Restate the entries below word for word, leaving nothing out.

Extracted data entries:
-----

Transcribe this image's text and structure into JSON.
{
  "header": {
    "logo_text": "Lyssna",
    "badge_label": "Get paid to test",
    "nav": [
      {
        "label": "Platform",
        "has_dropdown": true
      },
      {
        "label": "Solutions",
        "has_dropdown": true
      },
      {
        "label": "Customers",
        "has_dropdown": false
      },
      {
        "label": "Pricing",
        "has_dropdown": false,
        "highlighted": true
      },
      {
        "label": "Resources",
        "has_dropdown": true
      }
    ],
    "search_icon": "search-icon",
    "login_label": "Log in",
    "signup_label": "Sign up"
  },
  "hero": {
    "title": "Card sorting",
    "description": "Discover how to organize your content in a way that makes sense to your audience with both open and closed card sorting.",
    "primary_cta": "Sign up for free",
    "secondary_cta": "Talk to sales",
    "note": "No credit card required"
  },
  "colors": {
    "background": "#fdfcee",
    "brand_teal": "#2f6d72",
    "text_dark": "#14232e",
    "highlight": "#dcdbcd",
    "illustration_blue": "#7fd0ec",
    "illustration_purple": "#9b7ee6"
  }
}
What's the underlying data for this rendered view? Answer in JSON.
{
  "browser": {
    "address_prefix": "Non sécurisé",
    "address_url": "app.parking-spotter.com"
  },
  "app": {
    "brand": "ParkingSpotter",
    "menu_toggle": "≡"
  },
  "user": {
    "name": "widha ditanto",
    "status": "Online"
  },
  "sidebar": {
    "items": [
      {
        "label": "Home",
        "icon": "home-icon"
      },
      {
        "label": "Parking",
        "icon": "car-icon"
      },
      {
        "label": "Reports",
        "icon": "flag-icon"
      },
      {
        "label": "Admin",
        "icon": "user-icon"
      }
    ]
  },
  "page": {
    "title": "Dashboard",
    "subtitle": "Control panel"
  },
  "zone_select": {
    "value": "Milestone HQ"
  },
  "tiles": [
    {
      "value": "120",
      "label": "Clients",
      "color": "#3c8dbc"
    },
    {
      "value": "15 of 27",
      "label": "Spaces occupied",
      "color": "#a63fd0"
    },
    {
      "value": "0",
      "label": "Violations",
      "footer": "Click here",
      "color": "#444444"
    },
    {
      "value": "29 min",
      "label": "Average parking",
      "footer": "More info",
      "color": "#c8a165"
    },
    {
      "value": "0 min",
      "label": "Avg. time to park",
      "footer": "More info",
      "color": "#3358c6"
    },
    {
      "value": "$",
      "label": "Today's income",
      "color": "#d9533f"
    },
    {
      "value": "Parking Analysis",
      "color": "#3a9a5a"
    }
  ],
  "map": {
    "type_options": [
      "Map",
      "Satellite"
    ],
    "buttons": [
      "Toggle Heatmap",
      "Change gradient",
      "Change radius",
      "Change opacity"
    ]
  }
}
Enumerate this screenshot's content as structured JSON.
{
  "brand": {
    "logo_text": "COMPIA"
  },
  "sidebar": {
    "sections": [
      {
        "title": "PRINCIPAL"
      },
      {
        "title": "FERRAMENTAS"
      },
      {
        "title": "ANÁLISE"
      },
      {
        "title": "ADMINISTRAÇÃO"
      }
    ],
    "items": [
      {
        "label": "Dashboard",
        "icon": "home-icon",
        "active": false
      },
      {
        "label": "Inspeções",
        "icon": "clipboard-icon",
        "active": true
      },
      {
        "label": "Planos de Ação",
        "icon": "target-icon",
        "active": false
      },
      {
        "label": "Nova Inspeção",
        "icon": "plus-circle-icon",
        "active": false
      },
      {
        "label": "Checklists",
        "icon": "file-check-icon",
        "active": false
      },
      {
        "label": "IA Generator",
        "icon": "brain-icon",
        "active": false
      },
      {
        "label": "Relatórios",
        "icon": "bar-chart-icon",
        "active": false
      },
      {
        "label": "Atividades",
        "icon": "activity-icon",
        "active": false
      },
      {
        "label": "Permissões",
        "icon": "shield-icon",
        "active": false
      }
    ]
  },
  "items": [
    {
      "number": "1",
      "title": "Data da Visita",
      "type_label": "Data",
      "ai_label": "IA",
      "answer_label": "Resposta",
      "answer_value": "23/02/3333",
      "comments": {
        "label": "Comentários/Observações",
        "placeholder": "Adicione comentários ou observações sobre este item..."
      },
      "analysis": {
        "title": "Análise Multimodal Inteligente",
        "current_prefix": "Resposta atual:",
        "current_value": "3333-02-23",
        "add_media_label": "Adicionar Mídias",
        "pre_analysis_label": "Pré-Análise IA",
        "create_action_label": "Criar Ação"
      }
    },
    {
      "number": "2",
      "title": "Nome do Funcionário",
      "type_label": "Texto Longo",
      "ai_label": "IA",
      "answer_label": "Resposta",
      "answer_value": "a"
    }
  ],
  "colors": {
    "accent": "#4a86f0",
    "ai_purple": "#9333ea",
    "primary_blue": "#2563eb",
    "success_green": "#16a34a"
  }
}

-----

**EXERCISE RESULT**
Transcribe this image's text and structure into JSON.
{
  "header": {
    "logo_text": "Lyssna",
    "badge_label": "Get paid to test",
    "nav": [
      {
        "label": "Platform",
        "has_dropdown": true
      },
      {
        "label": "Solutions",
        "has_dropdown": true
      },
      {
        "label": "Customers",
        "has_dropdown": false
      },
      {
        "label": "Pricing",
        "has_dropdown": false,
        "highlighted": true
      },
      {
        "label": "Resources",
        "has_dropdown": true
      }
    ],
    "search_icon": "search-icon",
    "login_label": "Log in",
    "signup_label": "Sign up"
  },
  "hero": {
    "title": "Card sorting",
    "description": "Discover how to organize your content in a way that makes sense to your audience with both open and closed card sorting.",
    "primary_cta": "Sign up for free",
    "secondary_cta": "Talk to sales",
    "note": "No credit card required"
  },
  "colors": {
    "background": "#fdfcee",
    "brand_teal": "#2f6d72",
    "text_dark": "#14232e",
    "highlight": "#dcdbcd",
    "illustration_blue": "#7fd0ec",
    "illustration_purple": "#9b7ee6"
  }
}
What's the underlying data for this rendered view? Answer in JSON.
{
  "browser": {
    "address_prefix": "Non sécurisé",
    "address_url": "app.parking-spotter.com"
  },
  "app": {
    "brand": "ParkingSpotter",
    "menu_toggle": "≡"
  },
  "user": {
    "name": "widha ditanto",
    "status": "Online"
  },
  "sidebar": {
    "items": [
      {
        "label": "Home",
        "icon": "home-icon"
      },
      {
        "label": "Parking",
        "icon": "car-icon"
      },
      {
        "label": "Reports",
        "icon": "flag-icon"
      },
      {
        "label": "Admin",
        "icon": "user-icon"
      }
    ]
  },
  "page": {
    "title": "Dashboard",
    "subtitle": "Control panel"
  },
  "zone_select": {
    "value": "Milestone HQ"
  },
  "tiles": [
    {
      "value": "120",
      "label": "Clients",
      "color": "#3c8dbc"
    },
    {
      "value": "15 of 27",
      "label": "Spaces occupied",
      "color": "#a63fd0"
    },
    {
      "value": "0",
      "label": "Violations",
      "footer": "Click here",
      "color": "#444444"
    },
    {
      "value": "29 min",
      "label": "Average parking",
      "footer": "More info",
      "color": "#c8a165"
    },
    {
      "value": "0 min",
      "label": "Avg. time to park",
      "footer": "More info",
      "color": "#3358c6"
    },
    {
      "value": "$",
      "label": "Today's income",
      "color": "#d9533f"
    },
    {
      "value": "Parking Analysis",
      "color": "#3a9a5a"
    }
  ],
  "map": {
    "type_options": [
      "Map",
      "Satellite"
    ],
    "buttons": [
      "Toggle Heatmap",
      "Change gradient",
      "Change radius",
      "Change opacity"
    ]
  }
}
Enumerate this screenshot's content as structured JSON.
{
  "brand": {
    "logo_text": "COMPIA"
  },
  "sidebar": {
    "sections": [
      {
        "title": "PRINCIPAL"
      },
      {
        "title": "FERRAMENTAS"
      },
      {
        "title": "ANÁLISE"
      },
      {
        "title": "ADMINISTRAÇÃO"
      }
    ],
    "items": [
      {
        "label": "Dashboard",
        "icon": "home-icon",
        "active": false
      },
      {
        "label": "Inspeções",
        "icon": "clipboard-icon",
        "active": true
      },
      {
        "label": "Planos de Ação",
        "icon": "target-icon",
        "active": false
      },
      {
        "label": "Nova Inspeção",
        "icon": "plus-circle-icon",
        "active": false
      },
      {
        "label": "Checklists",
        "icon": "file-check-icon",
        "active": false
      },
      {
        "label": "IA Generator",
        "icon": "brain-icon",
        "active": false
      },
      {
        "label": "Relatórios",
        "icon": "bar-chart-icon",
        "active": false
      },
      {
        "label": "Atividades",
        "icon": "activity-icon",
        "active": false
      },
      {
        "label": "Permissões",
        "icon": "shield-icon",
        "active": false
      }
    ]
  },
  "items": [
    {
      "number": "1",
      "title": "Data da Visita",
      "type_label": "Data",
      "ai_label": "IA",
      "answer_label": "Resposta",
      "answer_value": "23/02/3333",
      "comments": {
        "label": "Comentários/Observações",
        "placeholder": "Adicione comentários ou observações sobre este item..."
      },
      "analysis": {
        "title": "Análise Multimodal Inteligente",
        "current_prefix": "Resposta atual:",
        "current_value": "3333-02-23",
        "add_media_label": "Adicionar Mídias",
        "pre_analysis_label": "Pré-Análise IA",
        "create_action_label": "Criar Ação"
      }
    },
    {
      "number": "2",
      "title": "Nome do Funcionário",
      "type_label": "Texto Longo",
      "ai_label": "IA",
      "answer_label": "Resposta",
      "answer_value": "a"
    }
  ],
  "colors": {
    "accent": "#4a86f0",
    "ai_purple": "#9333ea",
    "primary_blue": "#2563eb",
    "success_green": "#16a34a"
  }
}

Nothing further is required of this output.